** Entries supplied follows **

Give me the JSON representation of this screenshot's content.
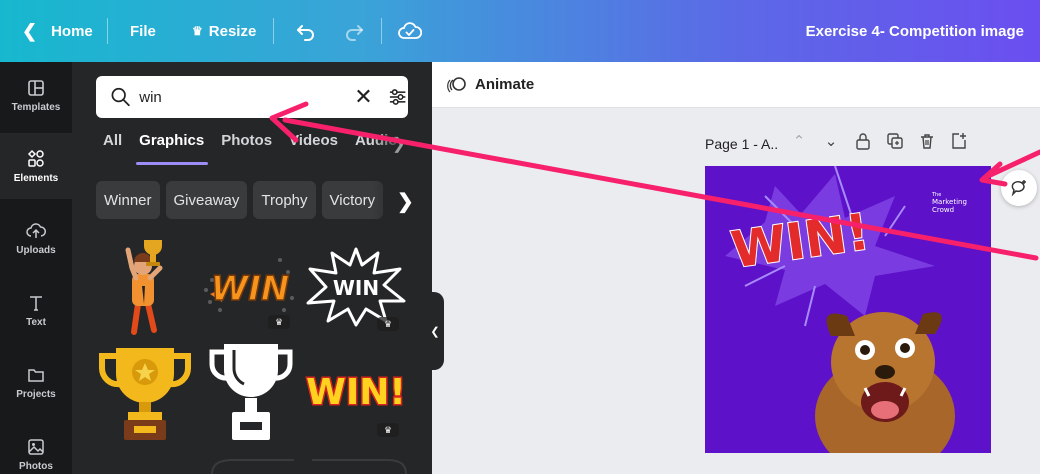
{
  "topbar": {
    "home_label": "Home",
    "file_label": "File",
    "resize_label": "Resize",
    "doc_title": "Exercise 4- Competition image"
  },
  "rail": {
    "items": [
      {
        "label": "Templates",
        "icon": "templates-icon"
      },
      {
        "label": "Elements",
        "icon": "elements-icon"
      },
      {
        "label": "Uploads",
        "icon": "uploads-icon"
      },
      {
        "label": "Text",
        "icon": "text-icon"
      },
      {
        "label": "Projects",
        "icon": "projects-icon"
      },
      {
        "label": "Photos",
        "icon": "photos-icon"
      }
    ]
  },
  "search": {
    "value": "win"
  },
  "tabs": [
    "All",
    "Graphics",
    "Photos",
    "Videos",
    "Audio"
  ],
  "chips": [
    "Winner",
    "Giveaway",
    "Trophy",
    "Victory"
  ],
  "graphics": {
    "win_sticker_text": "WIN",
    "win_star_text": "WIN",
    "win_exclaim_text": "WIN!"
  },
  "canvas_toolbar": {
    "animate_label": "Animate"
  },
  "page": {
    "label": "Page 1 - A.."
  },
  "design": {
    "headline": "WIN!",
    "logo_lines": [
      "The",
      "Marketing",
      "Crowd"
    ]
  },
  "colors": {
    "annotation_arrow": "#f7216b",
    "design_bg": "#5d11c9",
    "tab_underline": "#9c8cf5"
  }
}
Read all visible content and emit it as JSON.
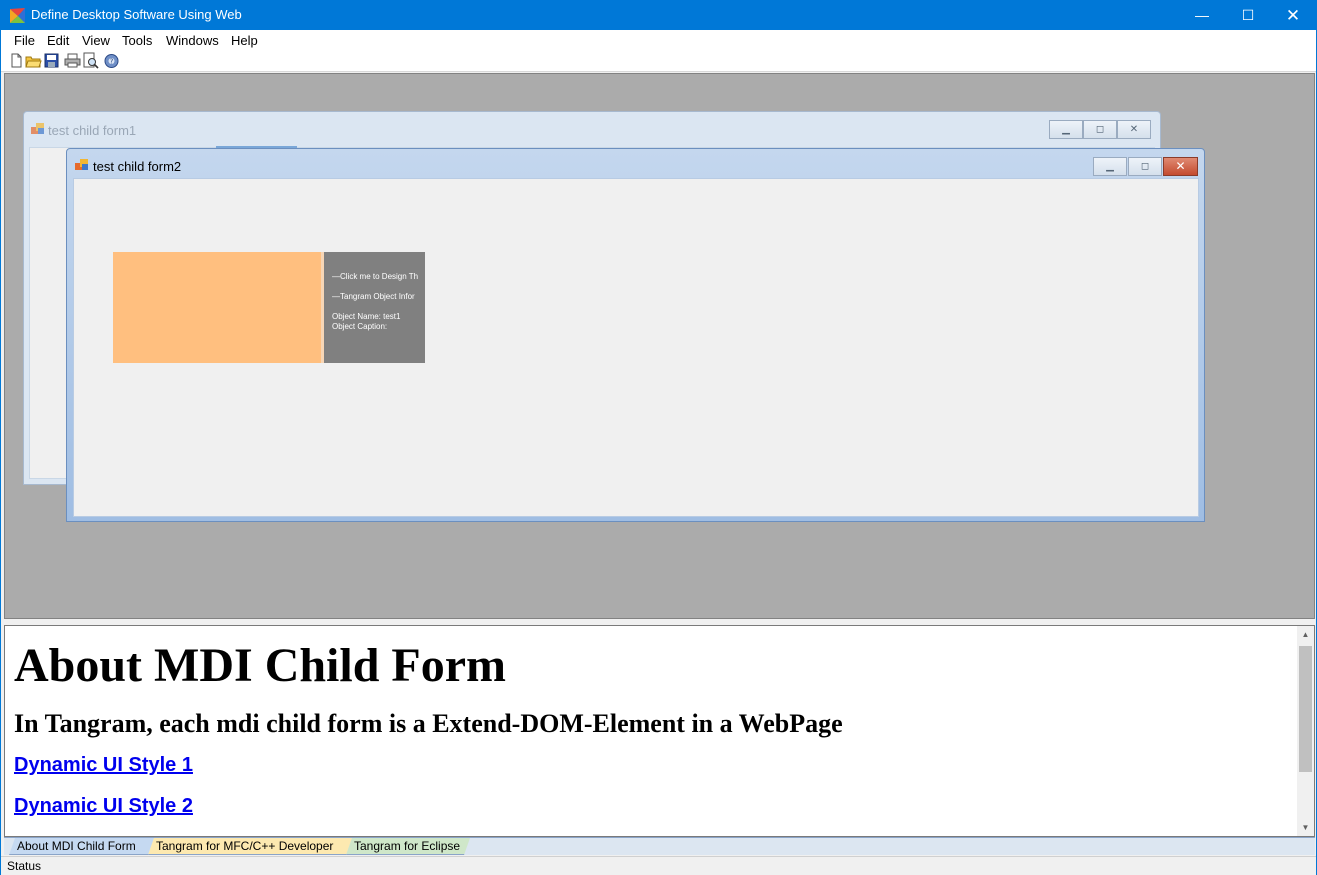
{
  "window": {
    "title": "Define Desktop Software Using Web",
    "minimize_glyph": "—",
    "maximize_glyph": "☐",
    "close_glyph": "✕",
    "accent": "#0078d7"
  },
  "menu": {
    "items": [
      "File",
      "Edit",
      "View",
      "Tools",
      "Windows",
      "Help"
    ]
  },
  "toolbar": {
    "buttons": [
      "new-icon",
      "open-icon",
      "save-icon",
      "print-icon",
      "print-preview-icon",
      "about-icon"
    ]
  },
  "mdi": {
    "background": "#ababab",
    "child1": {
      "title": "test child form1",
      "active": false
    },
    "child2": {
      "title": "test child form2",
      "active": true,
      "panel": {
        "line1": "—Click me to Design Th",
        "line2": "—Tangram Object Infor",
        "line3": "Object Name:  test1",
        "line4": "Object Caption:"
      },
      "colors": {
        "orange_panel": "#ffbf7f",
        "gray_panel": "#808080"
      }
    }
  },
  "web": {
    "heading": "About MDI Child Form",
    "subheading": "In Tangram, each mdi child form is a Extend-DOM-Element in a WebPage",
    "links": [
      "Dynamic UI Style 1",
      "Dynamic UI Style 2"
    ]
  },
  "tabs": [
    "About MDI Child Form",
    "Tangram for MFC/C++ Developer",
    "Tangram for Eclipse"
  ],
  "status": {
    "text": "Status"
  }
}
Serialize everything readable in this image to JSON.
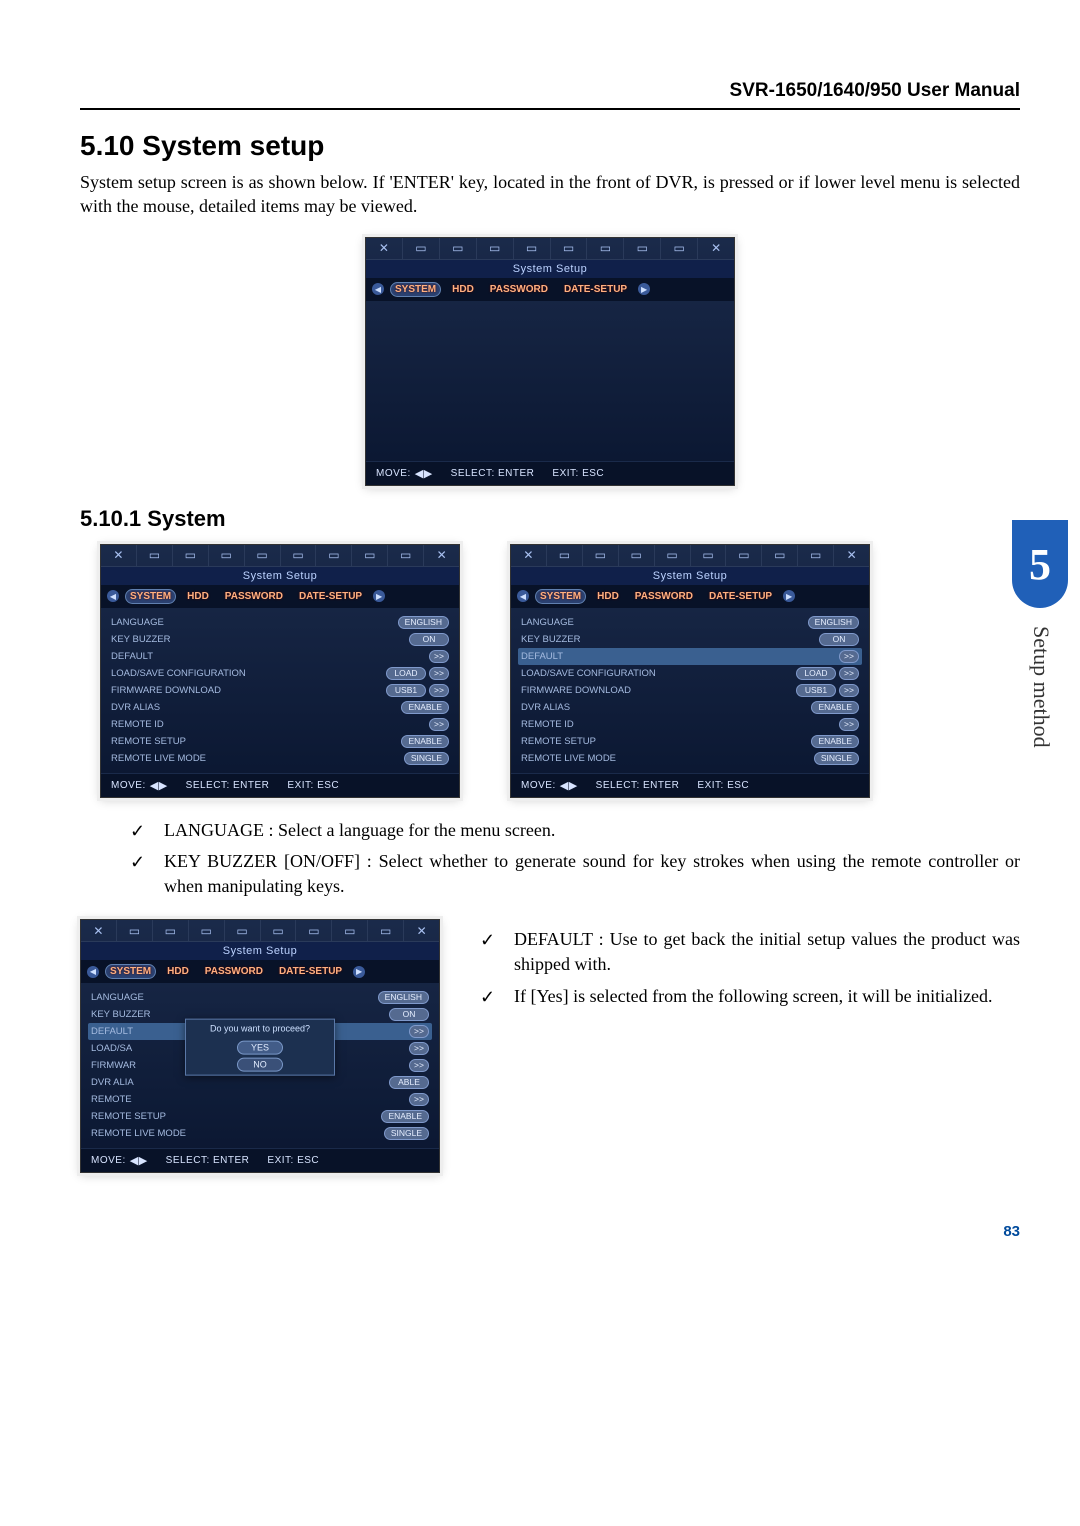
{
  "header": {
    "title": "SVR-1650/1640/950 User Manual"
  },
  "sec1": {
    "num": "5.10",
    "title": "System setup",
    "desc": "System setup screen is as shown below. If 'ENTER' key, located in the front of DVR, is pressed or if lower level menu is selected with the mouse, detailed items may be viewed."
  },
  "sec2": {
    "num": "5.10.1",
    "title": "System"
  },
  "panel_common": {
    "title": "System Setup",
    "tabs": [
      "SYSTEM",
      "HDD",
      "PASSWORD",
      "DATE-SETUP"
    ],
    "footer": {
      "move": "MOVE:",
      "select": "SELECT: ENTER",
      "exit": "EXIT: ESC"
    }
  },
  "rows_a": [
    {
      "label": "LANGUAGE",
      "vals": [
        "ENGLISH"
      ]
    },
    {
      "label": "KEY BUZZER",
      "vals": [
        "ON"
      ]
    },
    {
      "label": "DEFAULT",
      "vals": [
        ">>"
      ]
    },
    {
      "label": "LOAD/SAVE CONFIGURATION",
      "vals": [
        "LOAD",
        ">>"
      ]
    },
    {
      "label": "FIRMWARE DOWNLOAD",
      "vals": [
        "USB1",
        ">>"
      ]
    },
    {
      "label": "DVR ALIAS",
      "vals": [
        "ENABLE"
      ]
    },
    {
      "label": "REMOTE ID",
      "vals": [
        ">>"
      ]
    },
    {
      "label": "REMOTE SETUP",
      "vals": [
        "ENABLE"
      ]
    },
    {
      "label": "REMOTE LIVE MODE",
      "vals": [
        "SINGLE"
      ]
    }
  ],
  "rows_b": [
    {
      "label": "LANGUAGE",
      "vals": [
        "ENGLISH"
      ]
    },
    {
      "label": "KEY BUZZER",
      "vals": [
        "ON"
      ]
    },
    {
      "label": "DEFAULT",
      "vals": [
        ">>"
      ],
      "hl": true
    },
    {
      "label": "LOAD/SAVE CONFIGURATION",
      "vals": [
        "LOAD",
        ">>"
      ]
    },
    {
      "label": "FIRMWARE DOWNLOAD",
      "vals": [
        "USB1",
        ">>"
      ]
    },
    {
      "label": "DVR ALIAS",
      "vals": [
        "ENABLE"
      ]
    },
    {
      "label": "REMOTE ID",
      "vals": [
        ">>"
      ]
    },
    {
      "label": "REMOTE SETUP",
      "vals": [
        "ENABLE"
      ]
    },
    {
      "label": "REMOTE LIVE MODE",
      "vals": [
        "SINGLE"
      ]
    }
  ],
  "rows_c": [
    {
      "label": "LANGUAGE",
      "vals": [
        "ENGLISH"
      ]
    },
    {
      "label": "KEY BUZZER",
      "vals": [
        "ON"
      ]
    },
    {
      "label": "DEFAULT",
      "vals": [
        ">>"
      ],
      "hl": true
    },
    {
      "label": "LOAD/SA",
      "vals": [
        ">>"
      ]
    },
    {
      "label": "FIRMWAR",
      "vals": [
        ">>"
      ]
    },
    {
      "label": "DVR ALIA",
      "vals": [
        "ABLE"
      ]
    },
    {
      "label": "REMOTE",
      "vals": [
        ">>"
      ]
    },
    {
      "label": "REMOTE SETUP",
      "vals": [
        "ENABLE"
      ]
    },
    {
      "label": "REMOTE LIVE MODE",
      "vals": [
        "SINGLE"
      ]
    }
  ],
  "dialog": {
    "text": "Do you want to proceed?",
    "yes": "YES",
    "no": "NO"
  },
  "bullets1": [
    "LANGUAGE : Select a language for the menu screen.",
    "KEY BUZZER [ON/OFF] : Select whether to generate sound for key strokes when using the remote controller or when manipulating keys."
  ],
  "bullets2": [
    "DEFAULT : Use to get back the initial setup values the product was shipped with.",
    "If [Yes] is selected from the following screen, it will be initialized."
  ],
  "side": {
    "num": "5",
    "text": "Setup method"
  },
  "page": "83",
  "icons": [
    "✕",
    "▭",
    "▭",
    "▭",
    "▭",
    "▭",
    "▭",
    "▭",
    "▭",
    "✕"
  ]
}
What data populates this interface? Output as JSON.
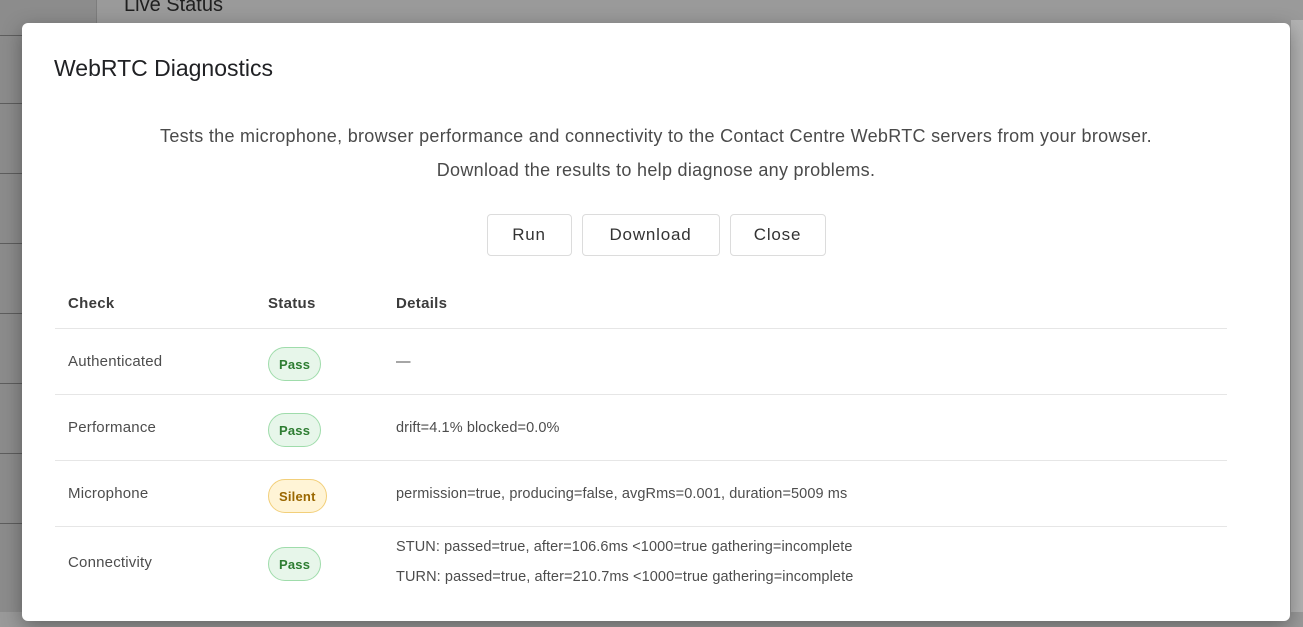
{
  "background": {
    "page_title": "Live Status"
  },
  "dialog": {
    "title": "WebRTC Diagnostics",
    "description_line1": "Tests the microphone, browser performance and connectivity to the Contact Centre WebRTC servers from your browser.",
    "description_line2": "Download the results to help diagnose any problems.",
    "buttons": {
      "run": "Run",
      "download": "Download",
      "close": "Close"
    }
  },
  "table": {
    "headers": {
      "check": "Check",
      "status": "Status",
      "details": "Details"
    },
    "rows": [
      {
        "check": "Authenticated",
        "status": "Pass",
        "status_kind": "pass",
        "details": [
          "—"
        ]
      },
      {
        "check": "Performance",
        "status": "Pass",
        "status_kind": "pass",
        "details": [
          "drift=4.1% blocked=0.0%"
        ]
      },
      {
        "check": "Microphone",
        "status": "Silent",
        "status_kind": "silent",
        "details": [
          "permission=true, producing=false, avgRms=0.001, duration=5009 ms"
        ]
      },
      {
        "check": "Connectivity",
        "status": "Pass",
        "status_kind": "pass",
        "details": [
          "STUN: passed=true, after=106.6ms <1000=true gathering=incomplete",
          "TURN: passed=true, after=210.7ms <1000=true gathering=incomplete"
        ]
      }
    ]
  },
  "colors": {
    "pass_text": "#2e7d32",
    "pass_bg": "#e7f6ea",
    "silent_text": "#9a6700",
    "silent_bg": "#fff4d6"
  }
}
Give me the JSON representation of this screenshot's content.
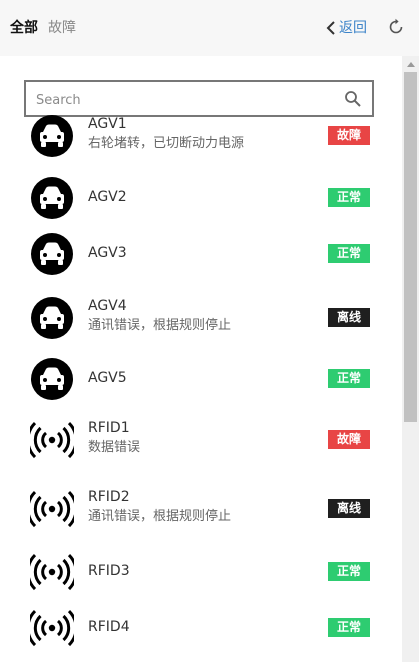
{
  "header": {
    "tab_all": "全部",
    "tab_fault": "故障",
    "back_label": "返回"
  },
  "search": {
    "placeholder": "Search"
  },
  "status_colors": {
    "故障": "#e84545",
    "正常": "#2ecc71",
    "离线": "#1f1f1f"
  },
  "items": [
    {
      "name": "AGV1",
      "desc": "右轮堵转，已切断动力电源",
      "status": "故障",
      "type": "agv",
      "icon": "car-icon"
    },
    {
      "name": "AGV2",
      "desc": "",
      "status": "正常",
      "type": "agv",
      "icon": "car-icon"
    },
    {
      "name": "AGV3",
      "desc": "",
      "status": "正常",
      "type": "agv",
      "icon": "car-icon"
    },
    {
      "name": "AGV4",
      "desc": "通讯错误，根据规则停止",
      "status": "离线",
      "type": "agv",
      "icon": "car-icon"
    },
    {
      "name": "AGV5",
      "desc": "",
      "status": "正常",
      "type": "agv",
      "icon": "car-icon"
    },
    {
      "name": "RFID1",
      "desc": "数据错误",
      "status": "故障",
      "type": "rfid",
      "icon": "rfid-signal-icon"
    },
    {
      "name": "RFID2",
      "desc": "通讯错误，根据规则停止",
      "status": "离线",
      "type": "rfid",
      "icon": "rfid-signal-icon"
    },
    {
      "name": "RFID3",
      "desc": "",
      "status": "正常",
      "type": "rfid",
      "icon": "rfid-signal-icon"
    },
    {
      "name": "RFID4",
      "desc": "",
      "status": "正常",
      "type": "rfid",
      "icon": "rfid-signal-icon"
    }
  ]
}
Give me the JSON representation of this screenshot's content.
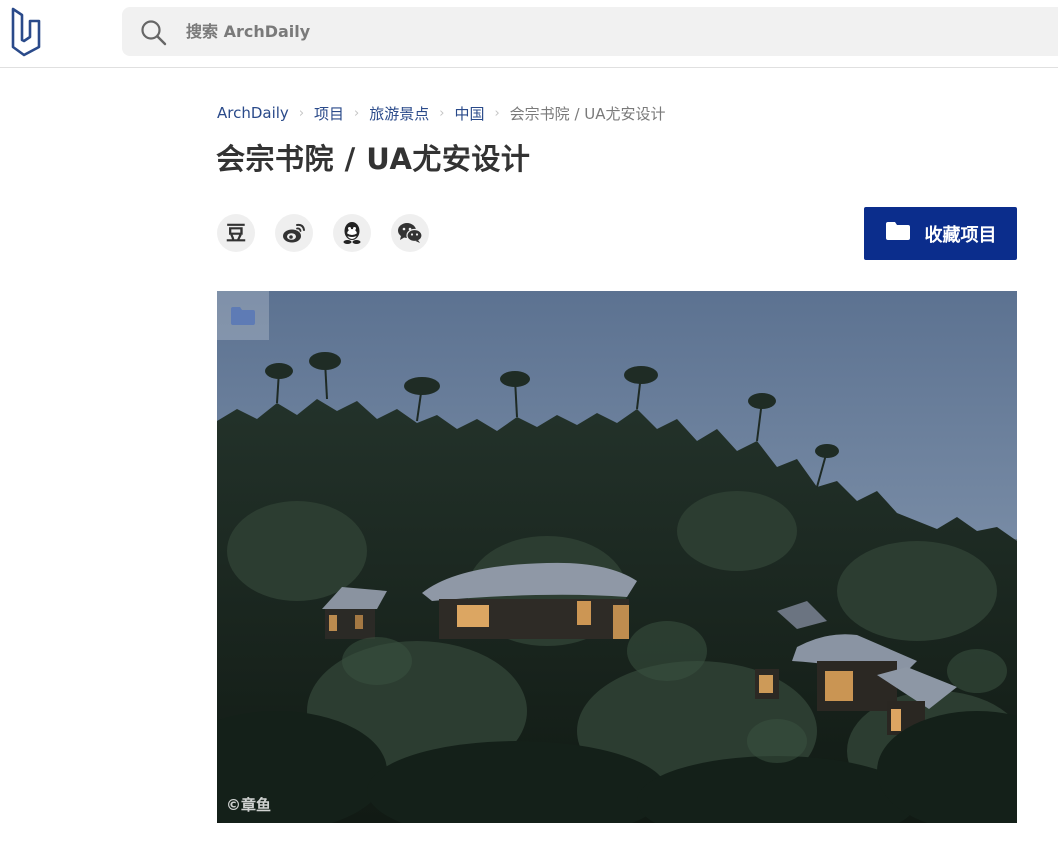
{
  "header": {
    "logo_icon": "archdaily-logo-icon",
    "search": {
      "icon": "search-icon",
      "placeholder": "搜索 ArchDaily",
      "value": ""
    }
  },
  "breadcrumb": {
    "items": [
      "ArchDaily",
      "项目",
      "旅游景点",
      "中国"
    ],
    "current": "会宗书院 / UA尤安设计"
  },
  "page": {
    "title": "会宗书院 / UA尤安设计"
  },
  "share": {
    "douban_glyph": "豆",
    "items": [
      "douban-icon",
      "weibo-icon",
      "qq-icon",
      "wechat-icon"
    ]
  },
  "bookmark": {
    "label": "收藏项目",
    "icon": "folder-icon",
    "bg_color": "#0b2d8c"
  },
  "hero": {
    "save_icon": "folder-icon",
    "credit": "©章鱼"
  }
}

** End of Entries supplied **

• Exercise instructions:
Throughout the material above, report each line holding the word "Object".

• Solution to this exercise:
        "line2": "—Tangram Object Infor",
        "line3": "Object Name:  test1",
        "line4": "Object Caption:"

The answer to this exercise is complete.